## Goal of the exercise
Only the lines of the data holding the string "First" need to be returned.

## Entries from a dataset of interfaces
.....

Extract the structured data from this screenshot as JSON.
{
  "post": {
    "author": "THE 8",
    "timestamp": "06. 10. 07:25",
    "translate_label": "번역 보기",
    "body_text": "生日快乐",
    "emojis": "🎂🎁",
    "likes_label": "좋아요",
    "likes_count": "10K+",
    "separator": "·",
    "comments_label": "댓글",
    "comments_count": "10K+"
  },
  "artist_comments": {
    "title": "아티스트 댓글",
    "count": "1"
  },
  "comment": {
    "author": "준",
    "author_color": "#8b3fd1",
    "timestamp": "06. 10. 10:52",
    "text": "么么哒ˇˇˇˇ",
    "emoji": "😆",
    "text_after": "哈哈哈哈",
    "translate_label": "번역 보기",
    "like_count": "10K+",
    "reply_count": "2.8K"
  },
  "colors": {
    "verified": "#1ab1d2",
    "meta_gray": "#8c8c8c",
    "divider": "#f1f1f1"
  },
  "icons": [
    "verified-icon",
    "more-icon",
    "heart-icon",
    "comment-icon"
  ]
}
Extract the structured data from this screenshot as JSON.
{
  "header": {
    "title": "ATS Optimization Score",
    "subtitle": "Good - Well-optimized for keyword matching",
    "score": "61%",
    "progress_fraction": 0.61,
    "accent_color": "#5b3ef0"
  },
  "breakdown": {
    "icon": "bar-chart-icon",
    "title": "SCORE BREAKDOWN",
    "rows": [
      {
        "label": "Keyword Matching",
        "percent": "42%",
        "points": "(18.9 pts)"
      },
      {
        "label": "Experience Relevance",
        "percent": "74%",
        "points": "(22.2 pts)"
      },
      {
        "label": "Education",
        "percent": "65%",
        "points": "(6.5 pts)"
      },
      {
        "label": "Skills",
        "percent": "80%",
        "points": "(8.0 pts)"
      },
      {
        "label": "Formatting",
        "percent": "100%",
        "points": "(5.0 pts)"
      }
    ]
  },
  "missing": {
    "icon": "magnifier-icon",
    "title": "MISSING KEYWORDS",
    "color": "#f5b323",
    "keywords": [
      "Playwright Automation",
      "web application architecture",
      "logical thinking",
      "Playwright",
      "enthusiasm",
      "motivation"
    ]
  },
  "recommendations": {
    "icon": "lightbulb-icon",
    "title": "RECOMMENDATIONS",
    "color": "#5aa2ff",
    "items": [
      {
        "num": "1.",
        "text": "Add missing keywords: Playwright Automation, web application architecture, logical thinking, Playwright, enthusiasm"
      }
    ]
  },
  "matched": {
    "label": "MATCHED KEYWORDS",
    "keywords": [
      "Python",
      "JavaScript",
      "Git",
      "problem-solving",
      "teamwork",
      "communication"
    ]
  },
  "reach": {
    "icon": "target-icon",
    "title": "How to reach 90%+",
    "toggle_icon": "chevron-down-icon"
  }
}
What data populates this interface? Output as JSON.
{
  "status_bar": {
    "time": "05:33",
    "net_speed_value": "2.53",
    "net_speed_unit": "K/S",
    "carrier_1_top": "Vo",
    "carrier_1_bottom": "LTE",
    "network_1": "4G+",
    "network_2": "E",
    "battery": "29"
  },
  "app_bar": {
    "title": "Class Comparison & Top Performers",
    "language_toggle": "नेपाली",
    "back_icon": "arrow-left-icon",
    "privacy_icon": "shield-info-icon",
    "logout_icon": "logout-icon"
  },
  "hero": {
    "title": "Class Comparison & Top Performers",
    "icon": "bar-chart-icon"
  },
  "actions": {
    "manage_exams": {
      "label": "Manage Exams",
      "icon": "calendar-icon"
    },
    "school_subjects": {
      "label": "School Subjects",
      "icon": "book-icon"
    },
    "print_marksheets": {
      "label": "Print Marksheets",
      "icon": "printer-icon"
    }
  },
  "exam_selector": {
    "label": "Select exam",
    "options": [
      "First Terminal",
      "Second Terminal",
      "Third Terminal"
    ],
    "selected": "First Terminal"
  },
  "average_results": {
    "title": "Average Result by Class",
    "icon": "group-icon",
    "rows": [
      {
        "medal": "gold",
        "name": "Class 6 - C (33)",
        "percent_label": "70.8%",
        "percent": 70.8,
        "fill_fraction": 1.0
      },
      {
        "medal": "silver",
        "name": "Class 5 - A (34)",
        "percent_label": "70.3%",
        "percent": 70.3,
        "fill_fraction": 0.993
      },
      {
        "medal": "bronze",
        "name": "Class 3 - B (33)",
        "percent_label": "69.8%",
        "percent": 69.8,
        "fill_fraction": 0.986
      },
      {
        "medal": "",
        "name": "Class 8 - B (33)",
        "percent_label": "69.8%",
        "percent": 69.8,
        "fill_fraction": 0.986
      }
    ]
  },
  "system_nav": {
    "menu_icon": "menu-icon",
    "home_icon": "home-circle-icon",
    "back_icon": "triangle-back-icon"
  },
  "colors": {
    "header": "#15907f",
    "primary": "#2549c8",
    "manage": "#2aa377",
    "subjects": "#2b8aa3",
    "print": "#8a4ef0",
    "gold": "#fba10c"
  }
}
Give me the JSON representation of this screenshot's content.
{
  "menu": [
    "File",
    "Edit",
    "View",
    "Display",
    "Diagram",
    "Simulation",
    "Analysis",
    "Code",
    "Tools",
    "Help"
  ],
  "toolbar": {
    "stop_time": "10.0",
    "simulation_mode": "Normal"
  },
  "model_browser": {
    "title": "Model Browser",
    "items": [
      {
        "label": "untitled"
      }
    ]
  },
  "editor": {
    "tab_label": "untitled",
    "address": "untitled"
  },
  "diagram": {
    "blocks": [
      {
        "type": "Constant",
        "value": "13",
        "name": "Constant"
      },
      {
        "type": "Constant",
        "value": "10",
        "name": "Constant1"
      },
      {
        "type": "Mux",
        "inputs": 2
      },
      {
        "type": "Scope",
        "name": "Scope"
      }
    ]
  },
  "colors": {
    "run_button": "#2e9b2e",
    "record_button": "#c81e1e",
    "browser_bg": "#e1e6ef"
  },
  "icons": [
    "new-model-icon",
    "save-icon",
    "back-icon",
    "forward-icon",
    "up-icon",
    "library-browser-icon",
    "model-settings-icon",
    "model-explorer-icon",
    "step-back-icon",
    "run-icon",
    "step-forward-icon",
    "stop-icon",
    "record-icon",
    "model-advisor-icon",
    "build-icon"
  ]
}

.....

## Solution to the problem
      "First Terminal",
    "selected": "First Terminal"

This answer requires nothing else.